+++ PROVIDED RECORDS +++

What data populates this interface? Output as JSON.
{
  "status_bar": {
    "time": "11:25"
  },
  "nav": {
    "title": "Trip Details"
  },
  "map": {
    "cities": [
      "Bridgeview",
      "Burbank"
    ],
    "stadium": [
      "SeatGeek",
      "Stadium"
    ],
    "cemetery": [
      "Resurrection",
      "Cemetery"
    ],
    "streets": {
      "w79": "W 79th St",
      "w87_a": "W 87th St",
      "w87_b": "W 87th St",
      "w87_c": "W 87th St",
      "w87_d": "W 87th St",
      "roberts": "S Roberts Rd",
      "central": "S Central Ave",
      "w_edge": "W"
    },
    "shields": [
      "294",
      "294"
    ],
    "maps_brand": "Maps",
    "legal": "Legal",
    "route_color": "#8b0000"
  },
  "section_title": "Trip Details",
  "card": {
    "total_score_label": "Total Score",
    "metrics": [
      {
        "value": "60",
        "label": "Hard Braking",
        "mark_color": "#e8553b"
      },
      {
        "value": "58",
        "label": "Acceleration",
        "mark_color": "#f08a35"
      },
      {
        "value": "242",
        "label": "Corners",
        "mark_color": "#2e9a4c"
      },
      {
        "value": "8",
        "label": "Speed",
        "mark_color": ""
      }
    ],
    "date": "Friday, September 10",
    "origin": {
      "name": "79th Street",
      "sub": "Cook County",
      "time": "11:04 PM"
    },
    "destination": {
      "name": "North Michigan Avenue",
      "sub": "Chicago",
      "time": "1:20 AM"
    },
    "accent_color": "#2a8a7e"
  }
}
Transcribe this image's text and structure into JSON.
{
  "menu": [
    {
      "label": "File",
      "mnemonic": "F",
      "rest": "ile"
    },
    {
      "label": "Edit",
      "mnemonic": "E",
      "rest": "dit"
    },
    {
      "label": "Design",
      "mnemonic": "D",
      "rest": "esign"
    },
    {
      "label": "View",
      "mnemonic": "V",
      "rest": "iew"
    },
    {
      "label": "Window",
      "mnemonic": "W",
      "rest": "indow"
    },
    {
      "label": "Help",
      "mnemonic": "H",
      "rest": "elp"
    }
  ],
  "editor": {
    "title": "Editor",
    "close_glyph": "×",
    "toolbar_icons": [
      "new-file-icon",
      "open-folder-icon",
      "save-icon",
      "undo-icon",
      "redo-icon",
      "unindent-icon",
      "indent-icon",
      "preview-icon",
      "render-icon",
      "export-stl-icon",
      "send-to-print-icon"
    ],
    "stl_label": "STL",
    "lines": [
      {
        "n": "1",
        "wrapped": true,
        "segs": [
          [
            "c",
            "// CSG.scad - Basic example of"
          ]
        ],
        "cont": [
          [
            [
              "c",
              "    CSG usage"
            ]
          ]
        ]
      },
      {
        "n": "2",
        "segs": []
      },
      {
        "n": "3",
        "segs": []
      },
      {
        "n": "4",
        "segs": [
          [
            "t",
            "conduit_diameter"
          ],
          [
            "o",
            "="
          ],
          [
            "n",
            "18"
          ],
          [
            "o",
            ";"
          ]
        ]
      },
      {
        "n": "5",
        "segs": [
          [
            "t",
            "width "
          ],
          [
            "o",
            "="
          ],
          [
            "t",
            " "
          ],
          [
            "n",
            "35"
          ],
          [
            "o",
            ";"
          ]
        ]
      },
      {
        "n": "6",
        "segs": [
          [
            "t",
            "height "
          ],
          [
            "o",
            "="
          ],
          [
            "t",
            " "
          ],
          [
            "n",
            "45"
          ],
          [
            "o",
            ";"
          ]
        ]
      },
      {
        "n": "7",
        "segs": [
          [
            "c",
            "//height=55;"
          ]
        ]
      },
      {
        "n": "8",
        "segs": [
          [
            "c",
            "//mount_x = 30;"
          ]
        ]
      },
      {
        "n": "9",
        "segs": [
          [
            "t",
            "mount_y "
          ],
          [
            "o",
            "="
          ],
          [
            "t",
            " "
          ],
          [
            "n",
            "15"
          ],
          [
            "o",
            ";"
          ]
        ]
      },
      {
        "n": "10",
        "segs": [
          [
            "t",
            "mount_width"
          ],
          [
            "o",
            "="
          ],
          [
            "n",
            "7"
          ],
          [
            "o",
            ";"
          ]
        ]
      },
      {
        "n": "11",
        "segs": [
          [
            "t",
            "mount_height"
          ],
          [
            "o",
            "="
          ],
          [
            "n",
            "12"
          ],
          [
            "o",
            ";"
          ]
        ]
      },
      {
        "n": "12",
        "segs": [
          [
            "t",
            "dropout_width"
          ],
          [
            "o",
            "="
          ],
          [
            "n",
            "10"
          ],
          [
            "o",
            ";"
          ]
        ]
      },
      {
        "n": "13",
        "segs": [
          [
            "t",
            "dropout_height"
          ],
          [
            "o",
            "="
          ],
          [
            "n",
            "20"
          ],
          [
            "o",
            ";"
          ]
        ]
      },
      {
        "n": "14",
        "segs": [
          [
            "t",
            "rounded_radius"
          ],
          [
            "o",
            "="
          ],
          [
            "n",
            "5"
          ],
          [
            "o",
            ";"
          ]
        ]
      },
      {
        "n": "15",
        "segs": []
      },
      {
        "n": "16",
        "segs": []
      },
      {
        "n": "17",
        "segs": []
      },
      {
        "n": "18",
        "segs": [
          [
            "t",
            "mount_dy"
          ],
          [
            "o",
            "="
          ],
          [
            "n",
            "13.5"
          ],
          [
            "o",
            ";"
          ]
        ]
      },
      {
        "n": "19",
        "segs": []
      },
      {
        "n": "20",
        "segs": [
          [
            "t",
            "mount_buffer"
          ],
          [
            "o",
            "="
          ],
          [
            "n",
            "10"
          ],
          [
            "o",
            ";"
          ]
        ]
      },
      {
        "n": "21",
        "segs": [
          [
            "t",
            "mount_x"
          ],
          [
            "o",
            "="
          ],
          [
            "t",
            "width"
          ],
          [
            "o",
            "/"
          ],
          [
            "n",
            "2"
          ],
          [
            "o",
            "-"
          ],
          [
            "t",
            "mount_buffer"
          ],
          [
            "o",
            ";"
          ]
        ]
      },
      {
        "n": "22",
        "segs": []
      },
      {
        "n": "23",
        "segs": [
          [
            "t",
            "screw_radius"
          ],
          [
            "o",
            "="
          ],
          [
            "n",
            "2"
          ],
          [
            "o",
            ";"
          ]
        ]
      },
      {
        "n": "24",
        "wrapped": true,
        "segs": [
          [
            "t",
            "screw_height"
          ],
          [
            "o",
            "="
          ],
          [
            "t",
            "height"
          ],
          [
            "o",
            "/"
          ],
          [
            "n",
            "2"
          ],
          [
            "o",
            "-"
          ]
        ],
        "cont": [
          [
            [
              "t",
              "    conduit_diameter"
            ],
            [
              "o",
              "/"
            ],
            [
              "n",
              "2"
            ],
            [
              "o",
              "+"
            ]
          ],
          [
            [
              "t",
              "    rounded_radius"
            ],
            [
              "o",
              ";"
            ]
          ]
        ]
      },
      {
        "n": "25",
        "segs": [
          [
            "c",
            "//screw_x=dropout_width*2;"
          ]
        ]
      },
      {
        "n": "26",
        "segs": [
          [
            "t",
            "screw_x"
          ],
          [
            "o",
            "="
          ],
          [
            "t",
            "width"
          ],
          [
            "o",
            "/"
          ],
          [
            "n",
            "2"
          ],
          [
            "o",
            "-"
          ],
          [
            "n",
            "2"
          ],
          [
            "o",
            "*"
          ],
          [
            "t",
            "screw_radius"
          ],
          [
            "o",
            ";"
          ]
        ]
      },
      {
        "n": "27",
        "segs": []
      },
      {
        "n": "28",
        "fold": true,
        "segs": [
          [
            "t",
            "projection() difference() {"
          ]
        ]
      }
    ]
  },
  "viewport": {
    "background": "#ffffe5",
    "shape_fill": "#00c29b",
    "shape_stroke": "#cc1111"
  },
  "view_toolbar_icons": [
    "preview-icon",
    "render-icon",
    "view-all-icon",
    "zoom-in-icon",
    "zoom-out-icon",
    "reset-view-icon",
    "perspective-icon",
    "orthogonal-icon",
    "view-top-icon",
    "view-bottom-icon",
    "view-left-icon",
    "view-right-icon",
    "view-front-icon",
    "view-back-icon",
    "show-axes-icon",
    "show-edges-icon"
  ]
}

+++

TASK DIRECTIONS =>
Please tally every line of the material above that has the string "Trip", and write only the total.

TASK RESULT =>
2